## WORK INSTRUCTION
Every entry that follows should be output exactly, and every image in it left out.

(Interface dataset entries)
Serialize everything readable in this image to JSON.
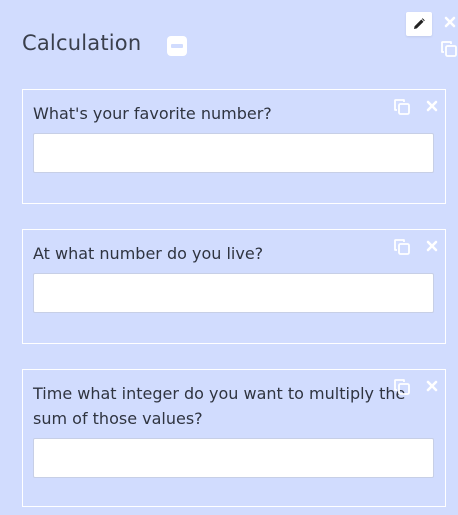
{
  "header": {
    "title": "Calculation"
  },
  "icons": {
    "edit": "pencil-icon",
    "collapse": "minus-icon",
    "copy": "copy-icon",
    "close": "close-icon"
  },
  "colors": {
    "background": "#d1dcfe",
    "card_border": "#ffffff",
    "icon": "#ffffff"
  },
  "questions": [
    {
      "label": "What's your favorite number?",
      "value": "",
      "placeholder": ""
    },
    {
      "label": "At what number do you live?",
      "value": "",
      "placeholder": ""
    },
    {
      "label": "Time what integer do you want to multiply the sum of those values?",
      "value": "",
      "placeholder": ""
    }
  ]
}
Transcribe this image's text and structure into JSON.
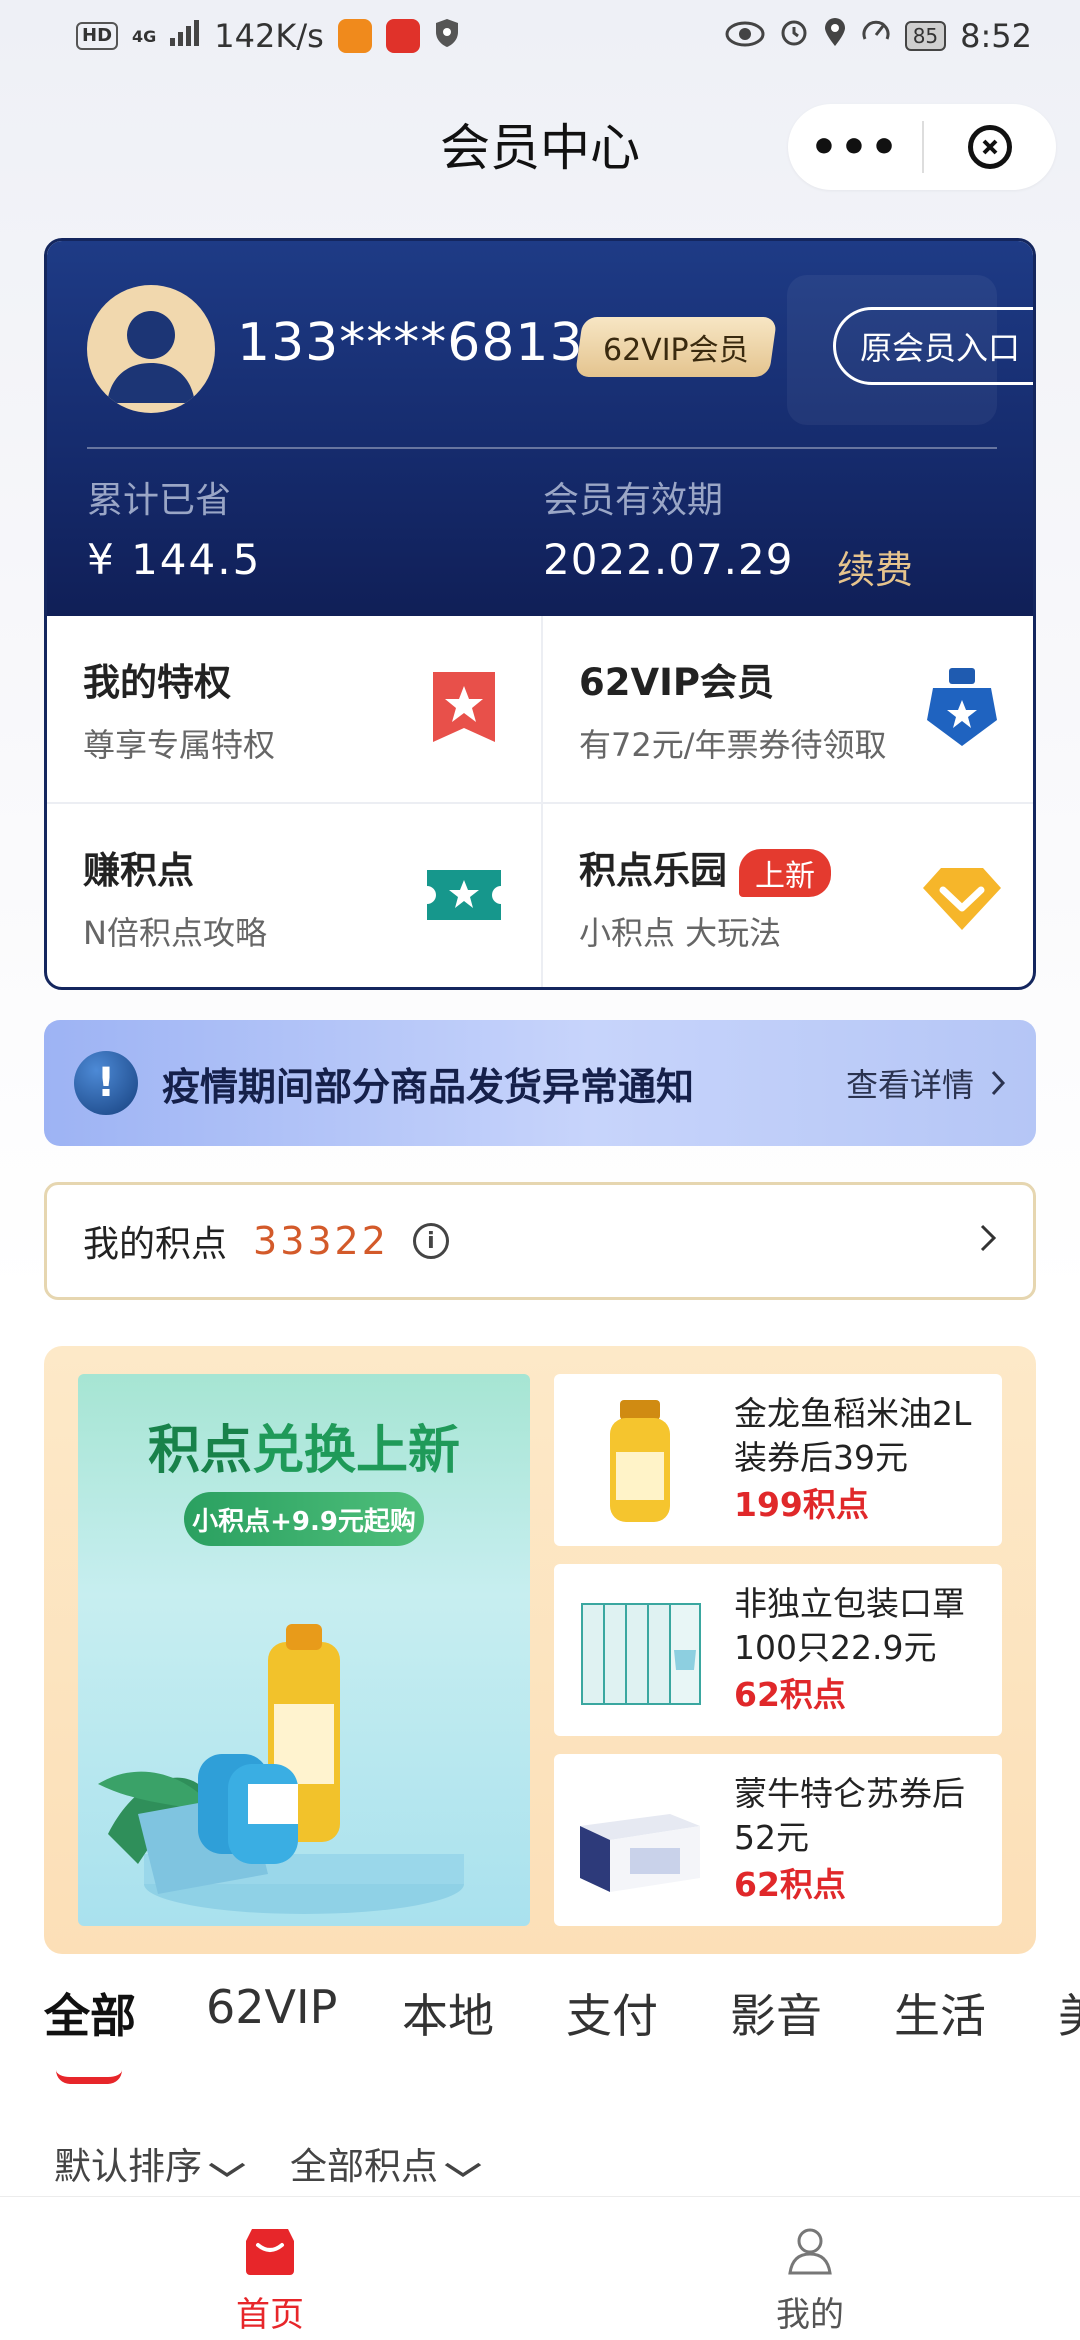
{
  "status_bar": {
    "left_badges": [
      "HD",
      "4G"
    ],
    "speed": "142K/s",
    "battery": "85",
    "time": "8:52"
  },
  "header": {
    "title": "会员中心",
    "more": "•••"
  },
  "card": {
    "phone": "133****6813",
    "vip_badge": "62VIP会员",
    "old_entry": "原会员入口",
    "saved_label": "累计已省",
    "saved_value": "¥ 144.5",
    "expiry_label": "会员有效期",
    "expiry_value": "2022.07.29",
    "renew": "续费"
  },
  "grid": [
    {
      "title": "我的特权",
      "subtitle": "尊享专属特权",
      "icon": "bookmark-star-icon"
    },
    {
      "title": "62VIP会员",
      "subtitle": "有72元/年票券待领取",
      "icon": "medal-star-icon"
    },
    {
      "title": "赚积点",
      "subtitle": "N倍积点攻略",
      "icon": "ticket-star-icon"
    },
    {
      "title": "积点乐园",
      "tag": "上新",
      "subtitle": "小积点 大玩法",
      "icon": "diamond-icon"
    }
  ],
  "notice": {
    "icon": "!",
    "text": "疫情期间部分商品发货异常通知",
    "link": "查看详情"
  },
  "points": {
    "label": "我的积点",
    "value": "33322"
  },
  "promo": {
    "banner_title_a": "积点",
    "banner_title_b": "兑换上新",
    "banner_pill": "小积点+9.9元起购",
    "products": [
      {
        "name": "金龙鱼稻米油2L装券后39元",
        "points": "199积点"
      },
      {
        "name": "非独立包装口罩100只22.9元",
        "points": "62积点"
      },
      {
        "name": "蒙牛特仑苏券后52元",
        "points": "62积点"
      }
    ]
  },
  "tabs": [
    "全部",
    "62VIP",
    "本地",
    "支付",
    "影音",
    "生活",
    "美"
  ],
  "filters": [
    "默认排序",
    "全部积点"
  ],
  "bottom_nav": [
    {
      "label": "首页",
      "active": true
    },
    {
      "label": "我的",
      "active": false
    }
  ],
  "colors": {
    "brand_red": "#e7262a",
    "card_navy": "#152a6b",
    "gold": "#e7c48d",
    "points_orange": "#d35a2a"
  }
}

## RESULT
Serialize everything readable in this image to JSON.
{
  "header": {
    "title": "Calculation"
  },
  "icons": {
    "edit": "pencil-icon",
    "collapse": "minus-icon",
    "copy": "copy-icon",
    "close": "close-icon"
  },
  "colors": {
    "background": "#d1dcfe",
    "card_border": "#ffffff",
    "icon": "#ffffff"
  },
  "questions": [
    {
      "label": "What's your favorite number?",
      "value": "",
      "placeholder": ""
    },
    {
      "label": "At what number do you live?",
      "value": "",
      "placeholder": ""
    },
    {
      "label": "Time what integer do you want to multiply the sum of those values?",
      "value": "",
      "placeholder": ""
    }
  ]
}
Transcribe this image's text and structure into JSON.
{
  "status_bar": {
    "left_badges": [
      "HD",
      "4G"
    ],
    "speed": "142K/s",
    "battery": "85",
    "time": "8:52"
  },
  "header": {
    "title": "会员中心",
    "more": "•••"
  },
  "card": {
    "phone": "133****6813",
    "vip_badge": "62VIP会员",
    "old_entry": "原会员入口",
    "saved_label": "累计已省",
    "saved_value": "¥ 144.5",
    "expiry_label": "会员有效期",
    "expiry_value": "2022.07.29",
    "renew": "续费"
  },
  "grid": [
    {
      "title": "我的特权",
      "subtitle": "尊享专属特权",
      "icon": "bookmark-star-icon"
    },
    {
      "title": "62VIP会员",
      "subtitle": "有72元/年票券待领取",
      "icon": "medal-star-icon"
    },
    {
      "title": "赚积点",
      "subtitle": "N倍积点攻略",
      "icon": "ticket-star-icon"
    },
    {
      "title": "积点乐园",
      "tag": "上新",
      "subtitle": "小积点 大玩法",
      "icon": "diamond-icon"
    }
  ],
  "notice": {
    "icon": "!",
    "text": "疫情期间部分商品发货异常通知",
    "link": "查看详情"
  },
  "points": {
    "label": "我的积点",
    "value": "33322"
  },
  "promo": {
    "banner_title_a": "积点",
    "banner_title_b": "兑换上新",
    "banner_pill": "小积点+9.9元起购",
    "products": [
      {
        "name": "金龙鱼稻米油2L装券后39元",
        "points": "199积点"
      },
      {
        "name": "非独立包装口罩100只22.9元",
        "points": "62积点"
      },
      {
        "name": "蒙牛特仑苏券后52元",
        "points": "62积点"
      }
    ]
  },
  "tabs": [
    "全部",
    "62VIP",
    "本地",
    "支付",
    "影音",
    "生活",
    "美"
  ],
  "filters": [
    "默认排序",
    "全部积点"
  ],
  "bottom_nav": [
    {
      "label": "首页",
      "active": true
    },
    {
      "label": "我的",
      "active": false
    }
  ],
  "colors": {
    "brand_red": "#e7262a",
    "card_navy": "#152a6b",
    "gold": "#e7c48d",
    "points_orange": "#d35a2a"
  }
}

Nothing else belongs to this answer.